In a city that gave birth to Motown, the automotive industry and Eminem, controversy over one of its citizens' once again rears its ugly head. The iconic movie hero that spawned two sequels and a comic book by Dark horse comics and also an animated series in 1988 is making another comeback. Did I forget the live action TV series in the mid nineties?
We all remember the story of Detroit Policeman Alex Murphy who voluntarily transferred from his cushy post in Birmingham to the crime ridden streets of Detroit in the near future. On his first day he and his partner chased a gang of drug dealers back to their lair and he was killed.
Technology had advanced to the point where death was merely a matter of legal debate and profit margins as the evil megacorp OCP decided to buy the city and use a cyborg police force to control the crime in the impoverished metropolis. Murphy in his new Robocop form is the prototype of this new police force.

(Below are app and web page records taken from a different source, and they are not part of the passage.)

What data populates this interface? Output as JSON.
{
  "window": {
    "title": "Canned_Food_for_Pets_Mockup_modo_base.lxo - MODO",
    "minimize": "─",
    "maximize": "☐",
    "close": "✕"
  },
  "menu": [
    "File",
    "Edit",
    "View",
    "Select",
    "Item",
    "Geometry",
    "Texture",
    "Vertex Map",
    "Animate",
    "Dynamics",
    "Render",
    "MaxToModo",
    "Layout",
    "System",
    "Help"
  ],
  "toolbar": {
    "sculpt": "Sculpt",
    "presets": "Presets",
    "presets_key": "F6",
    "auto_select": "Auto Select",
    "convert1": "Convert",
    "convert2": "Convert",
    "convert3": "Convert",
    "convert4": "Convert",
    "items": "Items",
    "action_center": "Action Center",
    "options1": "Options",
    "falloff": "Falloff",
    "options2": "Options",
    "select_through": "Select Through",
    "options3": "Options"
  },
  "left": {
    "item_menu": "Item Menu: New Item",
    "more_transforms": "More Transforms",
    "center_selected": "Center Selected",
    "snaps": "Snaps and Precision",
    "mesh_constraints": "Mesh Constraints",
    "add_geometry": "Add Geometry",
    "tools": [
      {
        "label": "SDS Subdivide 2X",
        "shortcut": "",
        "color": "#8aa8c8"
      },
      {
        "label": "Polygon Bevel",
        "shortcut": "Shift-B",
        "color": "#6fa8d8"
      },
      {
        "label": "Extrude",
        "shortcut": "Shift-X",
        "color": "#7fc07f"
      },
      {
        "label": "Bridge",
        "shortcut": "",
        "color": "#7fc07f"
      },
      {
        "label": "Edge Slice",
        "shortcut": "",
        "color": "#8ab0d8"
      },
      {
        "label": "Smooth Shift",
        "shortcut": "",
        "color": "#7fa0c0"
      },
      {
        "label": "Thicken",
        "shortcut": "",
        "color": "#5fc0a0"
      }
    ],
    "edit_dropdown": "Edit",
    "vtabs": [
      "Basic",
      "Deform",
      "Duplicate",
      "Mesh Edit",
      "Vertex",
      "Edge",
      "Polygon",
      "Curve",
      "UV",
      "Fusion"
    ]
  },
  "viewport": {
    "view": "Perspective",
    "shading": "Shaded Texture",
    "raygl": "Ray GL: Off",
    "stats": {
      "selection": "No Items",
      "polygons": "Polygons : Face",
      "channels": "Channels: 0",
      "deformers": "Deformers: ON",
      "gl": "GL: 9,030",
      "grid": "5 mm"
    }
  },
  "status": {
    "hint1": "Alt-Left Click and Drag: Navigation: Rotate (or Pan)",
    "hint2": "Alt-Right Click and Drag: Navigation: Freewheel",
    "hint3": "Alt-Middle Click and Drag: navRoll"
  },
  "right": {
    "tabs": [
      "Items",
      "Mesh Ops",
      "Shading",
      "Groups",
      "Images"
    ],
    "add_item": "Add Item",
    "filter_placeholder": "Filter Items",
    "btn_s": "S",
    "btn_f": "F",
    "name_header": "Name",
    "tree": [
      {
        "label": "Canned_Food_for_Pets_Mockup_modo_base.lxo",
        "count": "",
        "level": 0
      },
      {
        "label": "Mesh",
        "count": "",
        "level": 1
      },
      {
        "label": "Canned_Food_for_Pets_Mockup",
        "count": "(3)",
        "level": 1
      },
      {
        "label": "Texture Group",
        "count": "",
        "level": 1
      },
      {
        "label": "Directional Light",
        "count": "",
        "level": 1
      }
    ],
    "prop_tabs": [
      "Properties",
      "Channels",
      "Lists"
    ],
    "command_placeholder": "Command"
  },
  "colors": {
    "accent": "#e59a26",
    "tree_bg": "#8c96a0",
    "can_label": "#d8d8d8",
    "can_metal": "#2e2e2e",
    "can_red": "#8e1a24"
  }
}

However , when the human half of this law enforcement machine decides to follow his own mind and over ride his programming, OCP launches another and more powerful totally robotic entity, ED 2000 to replace and kill Murphy.
Well in the real world, a group of sci-fi fan boys and geeks(not unlike Examiner.com) has decided to erect a statue in the Motor City to honor the one of the most famous Sci-fi and Comic books icons to ever come out of the "D."
50,000 dollars was raised in order to create this immortal homage to the flesh and steel representation of law and order. This event was not without controversy though. Many people in a city with the highest unemployment rate in the country felt that the money could have been used for more practical efforts than to erect a statue of a fictional character.
This Examiner has lived in suburbs outside of the city all of his life and this event was one of the few that appealed to the creative spirit of this web reporter. This Examiner has faced difficult financial burdens like unemployment and currently under-employment ,(just barely making a living with a minimal wage job.) However, call me crazy or stupid but due to my fascination with this genre of literature and entertainment, I like the idea and plan on being there on Dedication day.
I'll cover it for Examiner .com and hopefully get an interview with John Leonard, an artist and one of the organizers of the fundraising efforts. "Dead or alive you are coming with me!"